Component data from apps and pages.
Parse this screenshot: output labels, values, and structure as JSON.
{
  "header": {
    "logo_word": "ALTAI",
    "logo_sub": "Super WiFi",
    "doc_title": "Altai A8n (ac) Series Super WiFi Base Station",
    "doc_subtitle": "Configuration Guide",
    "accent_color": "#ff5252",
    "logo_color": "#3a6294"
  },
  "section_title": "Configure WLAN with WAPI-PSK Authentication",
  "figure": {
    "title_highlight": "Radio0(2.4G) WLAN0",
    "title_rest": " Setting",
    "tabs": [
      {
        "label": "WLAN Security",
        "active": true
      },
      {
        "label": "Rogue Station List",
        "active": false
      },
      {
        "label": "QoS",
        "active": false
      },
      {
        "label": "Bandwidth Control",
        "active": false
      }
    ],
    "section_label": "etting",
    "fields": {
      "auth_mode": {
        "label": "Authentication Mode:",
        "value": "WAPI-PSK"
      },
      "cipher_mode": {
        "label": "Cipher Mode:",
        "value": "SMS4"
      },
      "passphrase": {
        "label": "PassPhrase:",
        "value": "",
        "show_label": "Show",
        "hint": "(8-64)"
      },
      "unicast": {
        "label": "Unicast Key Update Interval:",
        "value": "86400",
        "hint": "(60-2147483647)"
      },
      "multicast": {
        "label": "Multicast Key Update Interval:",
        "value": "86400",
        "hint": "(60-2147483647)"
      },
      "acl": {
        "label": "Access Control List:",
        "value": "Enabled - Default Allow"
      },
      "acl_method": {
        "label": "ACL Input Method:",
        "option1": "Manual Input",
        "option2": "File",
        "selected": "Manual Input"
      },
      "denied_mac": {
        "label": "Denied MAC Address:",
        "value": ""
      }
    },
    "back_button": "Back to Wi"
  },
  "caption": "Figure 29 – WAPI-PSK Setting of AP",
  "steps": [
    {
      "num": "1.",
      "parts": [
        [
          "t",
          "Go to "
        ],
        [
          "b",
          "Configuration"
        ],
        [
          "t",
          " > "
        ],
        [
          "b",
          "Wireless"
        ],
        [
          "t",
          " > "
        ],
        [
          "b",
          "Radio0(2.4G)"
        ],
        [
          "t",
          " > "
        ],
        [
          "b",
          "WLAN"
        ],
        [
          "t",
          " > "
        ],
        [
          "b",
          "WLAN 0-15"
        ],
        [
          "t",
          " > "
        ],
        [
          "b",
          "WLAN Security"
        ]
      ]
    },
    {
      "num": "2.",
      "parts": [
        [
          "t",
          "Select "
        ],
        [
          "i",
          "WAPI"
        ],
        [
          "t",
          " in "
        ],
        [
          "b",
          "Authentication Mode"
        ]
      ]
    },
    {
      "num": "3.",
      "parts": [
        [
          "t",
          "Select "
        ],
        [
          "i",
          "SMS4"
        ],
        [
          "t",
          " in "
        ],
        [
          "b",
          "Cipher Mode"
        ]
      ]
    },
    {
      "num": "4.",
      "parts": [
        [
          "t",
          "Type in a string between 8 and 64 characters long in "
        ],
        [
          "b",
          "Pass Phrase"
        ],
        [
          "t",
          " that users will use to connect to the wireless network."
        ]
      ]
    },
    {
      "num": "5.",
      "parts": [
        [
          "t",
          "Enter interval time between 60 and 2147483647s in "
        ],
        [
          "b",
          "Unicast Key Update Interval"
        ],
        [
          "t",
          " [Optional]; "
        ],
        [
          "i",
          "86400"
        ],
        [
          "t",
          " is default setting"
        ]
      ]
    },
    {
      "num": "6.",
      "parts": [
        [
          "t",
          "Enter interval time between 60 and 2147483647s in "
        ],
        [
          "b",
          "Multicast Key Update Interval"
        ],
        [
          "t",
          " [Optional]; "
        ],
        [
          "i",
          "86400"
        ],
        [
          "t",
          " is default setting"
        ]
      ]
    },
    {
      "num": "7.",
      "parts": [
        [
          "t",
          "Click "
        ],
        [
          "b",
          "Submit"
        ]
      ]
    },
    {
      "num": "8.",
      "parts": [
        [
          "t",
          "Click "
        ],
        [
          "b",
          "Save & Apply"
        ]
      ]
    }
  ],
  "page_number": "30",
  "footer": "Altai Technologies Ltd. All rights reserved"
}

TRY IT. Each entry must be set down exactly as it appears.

PROBLEM SOLUTION.
Parse this screenshot: output labels, values, and structure as JSON.
{
  "header": {
    "logo_word": "ALTAI",
    "logo_sub": "Super WiFi",
    "doc_title": "Altai A8n (ac) Series Super WiFi Base Station",
    "doc_subtitle": "Configuration Guide",
    "accent_color": "#ff5252",
    "logo_color": "#3a6294"
  },
  "section_title": "Configure WLAN with WAPI-PSK Authentication",
  "figure": {
    "title_highlight": "Radio0(2.4G) WLAN0",
    "title_rest": " Setting",
    "tabs": [
      {
        "label": "WLAN Security",
        "active": true
      },
      {
        "label": "Rogue Station List",
        "active": false
      },
      {
        "label": "QoS",
        "active": false
      },
      {
        "label": "Bandwidth Control",
        "active": false
      }
    ],
    "section_label": "etting",
    "fields": {
      "auth_mode": {
        "label": "Authentication Mode:",
        "value": "WAPI-PSK"
      },
      "cipher_mode": {
        "label": "Cipher Mode:",
        "value": "SMS4"
      },
      "passphrase": {
        "label": "PassPhrase:",
        "value": "",
        "show_label": "Show",
        "hint": "(8-64)"
      },
      "unicast": {
        "label": "Unicast Key Update Interval:",
        "value": "86400",
        "hint": "(60-2147483647)"
      },
      "multicast": {
        "label": "Multicast Key Update Interval:",
        "value": "86400",
        "hint": "(60-2147483647)"
      },
      "acl": {
        "label": "Access Control List:",
        "value": "Enabled - Default Allow"
      },
      "acl_method": {
        "label": "ACL Input Method:",
        "option1": "Manual Input",
        "option2": "File",
        "selected": "Manual Input"
      },
      "denied_mac": {
        "label": "Denied MAC Address:",
        "value": ""
      }
    },
    "back_button": "Back to Wi"
  },
  "caption": "Figure 29 – WAPI-PSK Setting of AP",
  "steps": [
    {
      "num": "1.",
      "parts": [
        [
          "t",
          "Go to "
        ],
        [
          "b",
          "Configuration"
        ],
        [
          "t",
          " > "
        ],
        [
          "b",
          "Wireless"
        ],
        [
          "t",
          " > "
        ],
        [
          "b",
          "Radio0(2.4G)"
        ],
        [
          "t",
          " > "
        ],
        [
          "b",
          "WLAN"
        ],
        [
          "t",
          " > "
        ],
        [
          "b",
          "WLAN 0-15"
        ],
        [
          "t",
          " > "
        ],
        [
          "b",
          "WLAN Security"
        ]
      ]
    },
    {
      "num": "2.",
      "parts": [
        [
          "t",
          "Select "
        ],
        [
          "i",
          "WAPI"
        ],
        [
          "t",
          " in "
        ],
        [
          "b",
          "Authentication Mode"
        ]
      ]
    },
    {
      "num": "3.",
      "parts": [
        [
          "t",
          "Select "
        ],
        [
          "i",
          "SMS4"
        ],
        [
          "t",
          " in "
        ],
        [
          "b",
          "Cipher Mode"
        ]
      ]
    },
    {
      "num": "4.",
      "parts": [
        [
          "t",
          "Type in a string between 8 and 64 characters long in "
        ],
        [
          "b",
          "Pass Phrase"
        ],
        [
          "t",
          " that users will use to connect to the wireless network."
        ]
      ]
    },
    {
      "num": "5.",
      "parts": [
        [
          "t",
          "Enter interval time between 60 and 2147483647s in "
        ],
        [
          "b",
          "Unicast Key Update Interval"
        ],
        [
          "t",
          " [Optional]; "
        ],
        [
          "i",
          "86400"
        ],
        [
          "t",
          " is default setting"
        ]
      ]
    },
    {
      "num": "6.",
      "parts": [
        [
          "t",
          "Enter interval time between 60 and 2147483647s in "
        ],
        [
          "b",
          "Multicast Key Update Interval"
        ],
        [
          "t",
          " [Optional]; "
        ],
        [
          "i",
          "86400"
        ],
        [
          "t",
          " is default setting"
        ]
      ]
    },
    {
      "num": "7.",
      "parts": [
        [
          "t",
          "Click "
        ],
        [
          "b",
          "Submit"
        ]
      ]
    },
    {
      "num": "8.",
      "parts": [
        [
          "t",
          "Click "
        ],
        [
          "b",
          "Save & Apply"
        ]
      ]
    }
  ],
  "page_number": "30",
  "footer": "Altai Technologies Ltd. All rights reserved"
}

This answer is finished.